Edward Brennan's World War II Experiences in China, 1945-1946

Edward Brennan, 2009


I joined the Navy in May 1945, two weeks before my 18th birthday. I got out of boot camp at Great Lakes Naval Training station around August 1945. I was then sent to a naval station near Redwood City, Calif. I sailed from San Francisco on APA #? , an attack transport.  Around about this time we dropped the atomic bomb on Japan and the war ended.  We stopped at Honolulu for a few days. We had no idea where we were going. Some said it had to be the tropics since we were issued mosquito nets. Finally, as we crossed the China Sea and started seeing sailing junks, we were told what our destination was. We landed and were moved into a base at Taku Bar (Tangu). What our mission was I don't know. There was a US Marine base near us, and I seemed to spend a lot of time going back and forth there. As I recall it was 1st Battalion, 5th Marines. I know I gained a lot of respect for the leathernecks. Most of them were tough veterans of the Pacific campaigns, and had earned a rest. But they were still spit and polish, always in freshly pressed uniforms, engaging in close order drill  on a regular basis.  
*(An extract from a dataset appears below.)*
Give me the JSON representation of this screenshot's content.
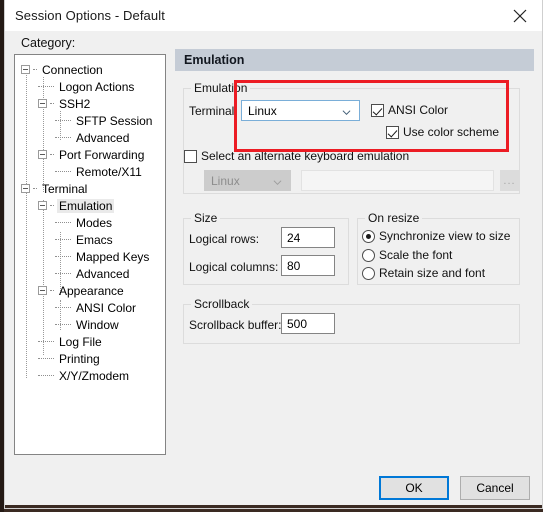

        From time to time I went to Tientsen on shore patrol duty. I also went to Peking, the Forbidden City, etc. I recall Chinese money was exchanged for a rate that fluctuated around 5000 Chinese dollars for 1 American dollar. When we exchanged our dollars for Chinese money, we'd run into a hotel to check the exchange rate, as it changed hourly.
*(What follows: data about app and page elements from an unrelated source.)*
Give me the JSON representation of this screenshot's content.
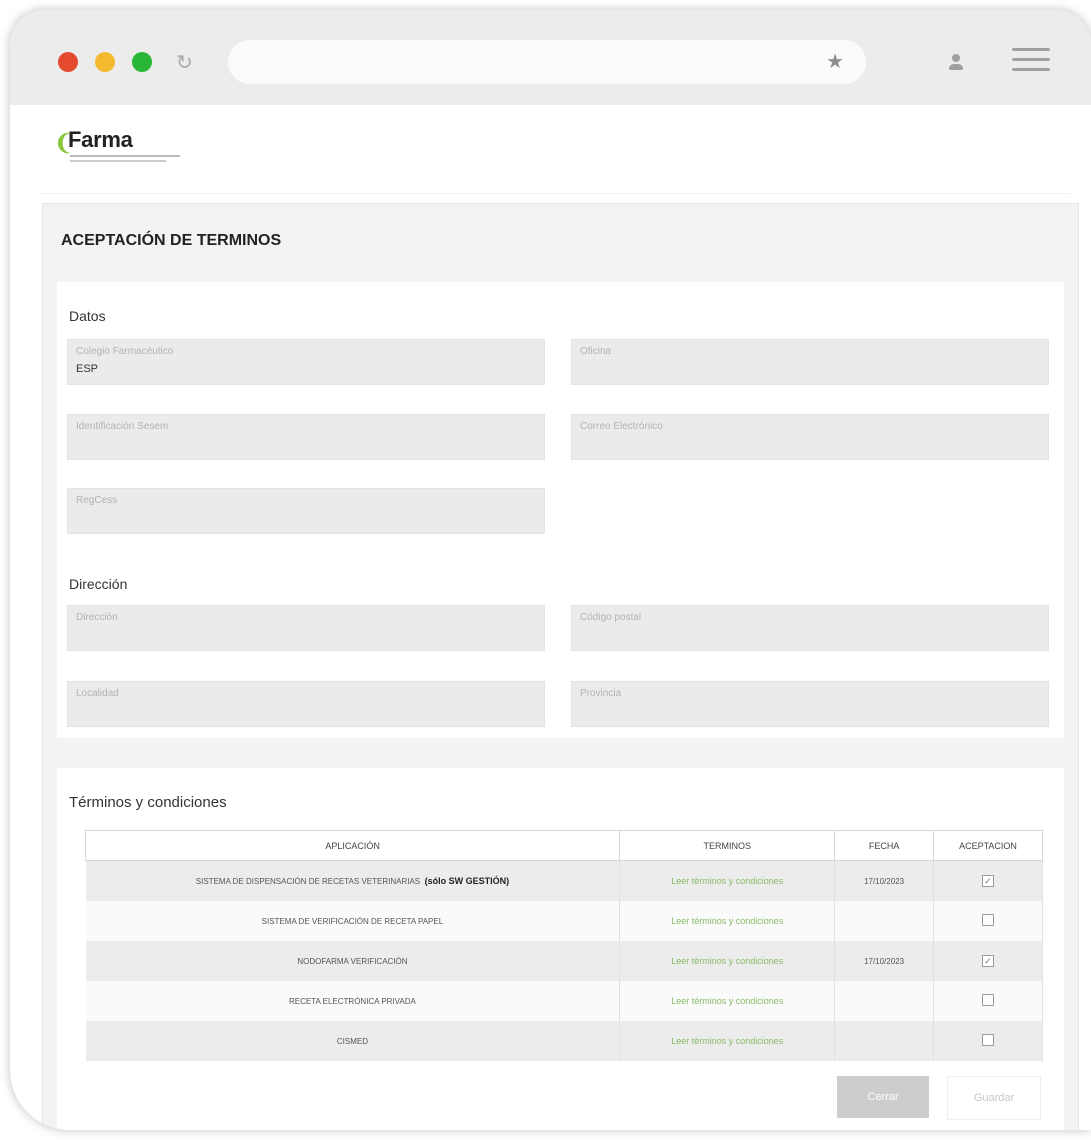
{
  "browser": {
    "dot_colors": [
      "#e64a2e",
      "#f4b92f",
      "#2bb736"
    ],
    "reload_icon": "reload-icon",
    "star_icon": "star-icon"
  },
  "app": {
    "logo_text": "Farma"
  },
  "page": {
    "title": "ACEPTACIÓN DE TERMINOS"
  },
  "datos": {
    "heading": "Datos",
    "fields": [
      {
        "label": "Colegio Farmacéutico",
        "value": "ESP"
      },
      {
        "label": "Oficina",
        "value": ""
      },
      {
        "label": "Identificación Sesem",
        "value": ""
      },
      {
        "label": "Correo Electrónico",
        "value": ""
      },
      {
        "label": "RegCess",
        "value": ""
      }
    ]
  },
  "direccion": {
    "heading": "Dirección",
    "fields": [
      {
        "label": "Dirección",
        "value": ""
      },
      {
        "label": "Código postal",
        "value": ""
      },
      {
        "label": "Localidad",
        "value": ""
      },
      {
        "label": "Provincia",
        "value": ""
      }
    ]
  },
  "terminos": {
    "heading": "Términos y condiciones",
    "columns": [
      "APLICACIÓN",
      "TERMINOS",
      "FECHA",
      "ACEPTACION"
    ],
    "rows": [
      {
        "app": "SISTEMA DE DISPENSACIÓN DE RECETAS VETERINARIAS",
        "app_bold": "(sólo SW GESTIÓN)",
        "link": "Leer términos y condiciones",
        "date": "17/10/2023",
        "accepted": true
      },
      {
        "app": "SISTEMA DE VERIFICACIÓN DE RECETA PAPEL",
        "app_bold": "",
        "link": "Leer términos y condiciones",
        "date": "",
        "accepted": false
      },
      {
        "app": "NODOFARMA VERIFICACIÓN",
        "app_bold": "",
        "link": "Leer términos y condiciones",
        "date": "17/10/2023",
        "accepted": true
      },
      {
        "app": "RECETA ELECTRÓNICA PRIVADA",
        "app_bold": "",
        "link": "Leer términos y condiciones",
        "date": "",
        "accepted": false
      },
      {
        "app": "CISMED",
        "app_bold": "",
        "link": "Leer términos y condiciones",
        "date": "",
        "accepted": false
      }
    ]
  },
  "actions": {
    "close_label": "Cerrar",
    "save_label": "Guardar"
  }
}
         I really got to like the Chinese people. They were polite and friendly, and tried to be helpful. We had a number of Japanese POW's on the  base. They were more aloof and stoical than the Chinese. When we were required to round up a working party for a  project, we always tried to get the Japanese POW's instead of coolies. The Japs could operate equipment  and seemed more business-like than the coolies. A few Japs could do in a short time what twice as many coolies could  do in twice the time.

         I left China in the summer of '46. Veterans were being sent home on the basis of "points" . The people who had been away the longest had the most points and were the first to return home.  

         All in all, I  enjoyed my tour in China. It was quite an experience for an 18 year old who'd never been more than a couple of hundred miles from Savannah, Ga.